Once a trusted source for tech news and product reviews, CNET has lost its ethical compass since being acquired by Red Ventures in 2020. Former CNET employees paint a picture of a company where the lines between advertising and editorial are constantly blurred, and where standing up for journalistic integrity has led to consequences for staff.
The acquisition was accompanied by promises from Red Ventures CEO Ric Elias that CNET would continue to operate as an independent publication, with clear guardrails in place to separate the journalism from business interests. But former employees say that these lines were repeatedly breached, with journalists being pressured to work on advertisements for companies they covered, such as Volvo and Arlo.
The story of the CNET Smart Home exemplifies the erosion of ethical standards at the outlet. The Smart Home, a testing ground for home products, had become a beloved brand in its own right. But when Red Ventures came in, the pressure to produce sponsored content proved too great for some teams, leading to layoffs and departures. An advertising deal with GE Appliances even put the future of the Smart Home itself in jeopardy, before being moved to an off-site location.
The situation was not limited to the Smart Home team, as reporters were also pressured to appear in advertisements, despite the ethical quandaries this posed. This led to a “culture of yes men” at CNET, where those who disagreed with Red Ventures initiatives faced job loss or replacement with more compliant staff.

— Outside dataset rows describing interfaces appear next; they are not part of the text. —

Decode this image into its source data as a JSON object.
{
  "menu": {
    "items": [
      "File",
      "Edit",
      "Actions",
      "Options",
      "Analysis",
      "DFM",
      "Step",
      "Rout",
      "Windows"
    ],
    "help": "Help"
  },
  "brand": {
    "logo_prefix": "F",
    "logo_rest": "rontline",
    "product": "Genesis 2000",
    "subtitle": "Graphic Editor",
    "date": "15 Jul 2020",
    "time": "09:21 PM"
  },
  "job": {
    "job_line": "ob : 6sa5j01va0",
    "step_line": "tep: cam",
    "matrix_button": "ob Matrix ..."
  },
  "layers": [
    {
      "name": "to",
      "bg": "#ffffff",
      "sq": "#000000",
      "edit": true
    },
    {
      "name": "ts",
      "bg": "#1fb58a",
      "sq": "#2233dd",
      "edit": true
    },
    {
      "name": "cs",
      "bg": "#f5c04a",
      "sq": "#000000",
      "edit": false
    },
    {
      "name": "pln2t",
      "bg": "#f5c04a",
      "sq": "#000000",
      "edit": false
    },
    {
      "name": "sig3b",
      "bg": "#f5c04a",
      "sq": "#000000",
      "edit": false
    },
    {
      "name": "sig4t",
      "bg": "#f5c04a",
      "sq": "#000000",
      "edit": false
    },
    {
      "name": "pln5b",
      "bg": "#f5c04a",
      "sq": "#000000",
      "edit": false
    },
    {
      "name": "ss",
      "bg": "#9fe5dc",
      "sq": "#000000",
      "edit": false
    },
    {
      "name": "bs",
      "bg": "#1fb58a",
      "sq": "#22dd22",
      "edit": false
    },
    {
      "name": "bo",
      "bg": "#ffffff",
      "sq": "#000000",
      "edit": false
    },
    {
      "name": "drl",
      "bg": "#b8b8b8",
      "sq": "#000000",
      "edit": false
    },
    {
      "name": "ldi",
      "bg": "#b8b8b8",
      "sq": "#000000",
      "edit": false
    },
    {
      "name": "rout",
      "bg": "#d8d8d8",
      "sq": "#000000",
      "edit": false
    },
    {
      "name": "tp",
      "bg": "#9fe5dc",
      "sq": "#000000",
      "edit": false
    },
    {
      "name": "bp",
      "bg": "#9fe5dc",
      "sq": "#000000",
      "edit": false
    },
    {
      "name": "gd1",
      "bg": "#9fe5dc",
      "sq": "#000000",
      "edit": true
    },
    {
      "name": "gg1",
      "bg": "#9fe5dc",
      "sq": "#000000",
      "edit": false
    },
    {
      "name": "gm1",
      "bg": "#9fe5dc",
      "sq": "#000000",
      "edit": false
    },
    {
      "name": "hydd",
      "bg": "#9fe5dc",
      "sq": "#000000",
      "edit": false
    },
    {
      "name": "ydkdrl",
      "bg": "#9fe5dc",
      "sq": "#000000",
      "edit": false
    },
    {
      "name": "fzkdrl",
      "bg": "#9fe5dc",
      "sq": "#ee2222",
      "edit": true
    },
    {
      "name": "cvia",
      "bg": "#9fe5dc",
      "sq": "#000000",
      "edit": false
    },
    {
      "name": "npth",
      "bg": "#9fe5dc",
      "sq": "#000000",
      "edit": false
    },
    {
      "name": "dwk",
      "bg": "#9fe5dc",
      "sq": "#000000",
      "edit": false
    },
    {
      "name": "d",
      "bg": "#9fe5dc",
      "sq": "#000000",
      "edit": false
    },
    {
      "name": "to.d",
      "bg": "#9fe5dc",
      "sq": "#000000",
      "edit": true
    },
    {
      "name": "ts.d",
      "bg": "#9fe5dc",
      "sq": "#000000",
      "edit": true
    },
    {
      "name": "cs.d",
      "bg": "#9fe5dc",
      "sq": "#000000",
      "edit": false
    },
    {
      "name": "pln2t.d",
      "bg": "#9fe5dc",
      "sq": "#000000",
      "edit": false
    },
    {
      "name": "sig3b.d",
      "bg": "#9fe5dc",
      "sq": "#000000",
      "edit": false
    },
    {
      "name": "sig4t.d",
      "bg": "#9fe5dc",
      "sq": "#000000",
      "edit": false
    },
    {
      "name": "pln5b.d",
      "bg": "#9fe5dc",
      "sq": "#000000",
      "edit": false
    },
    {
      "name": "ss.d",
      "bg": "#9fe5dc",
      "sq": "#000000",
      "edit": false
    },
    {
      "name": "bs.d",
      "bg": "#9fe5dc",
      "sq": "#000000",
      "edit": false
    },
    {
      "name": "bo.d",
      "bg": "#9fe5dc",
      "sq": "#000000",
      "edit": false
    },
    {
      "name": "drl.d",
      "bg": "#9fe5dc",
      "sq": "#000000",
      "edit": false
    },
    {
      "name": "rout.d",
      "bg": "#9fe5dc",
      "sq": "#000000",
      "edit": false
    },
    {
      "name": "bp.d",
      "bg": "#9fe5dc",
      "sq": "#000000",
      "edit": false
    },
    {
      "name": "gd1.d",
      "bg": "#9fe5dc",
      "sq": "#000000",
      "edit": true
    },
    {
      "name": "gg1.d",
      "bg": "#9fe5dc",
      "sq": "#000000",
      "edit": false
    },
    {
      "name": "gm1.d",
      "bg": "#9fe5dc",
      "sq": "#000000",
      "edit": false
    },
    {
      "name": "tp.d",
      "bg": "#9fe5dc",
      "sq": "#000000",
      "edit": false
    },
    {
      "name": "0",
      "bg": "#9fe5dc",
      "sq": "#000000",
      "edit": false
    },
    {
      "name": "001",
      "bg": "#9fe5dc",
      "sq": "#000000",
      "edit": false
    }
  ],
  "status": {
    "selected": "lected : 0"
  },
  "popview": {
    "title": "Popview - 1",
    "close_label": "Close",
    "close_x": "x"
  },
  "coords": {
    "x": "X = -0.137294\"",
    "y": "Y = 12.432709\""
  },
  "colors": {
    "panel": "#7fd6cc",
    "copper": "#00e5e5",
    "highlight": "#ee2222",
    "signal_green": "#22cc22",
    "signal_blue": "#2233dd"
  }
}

As the GE Appliances ad was released and the Smart Home was put up for sale, many of the original staff had already left the company. Those who remained or were laid off spoke of a toxic work environment, where dissent was not tolerated.
In the end, the fate of CNET serves as a cautionary tale about the dangers of corporations with profit-driven agendas taking over a respected source of journalism. The ethical boundaries that once separated advertising and editorial have been erased, leaving the outlet’s credibility in tatters.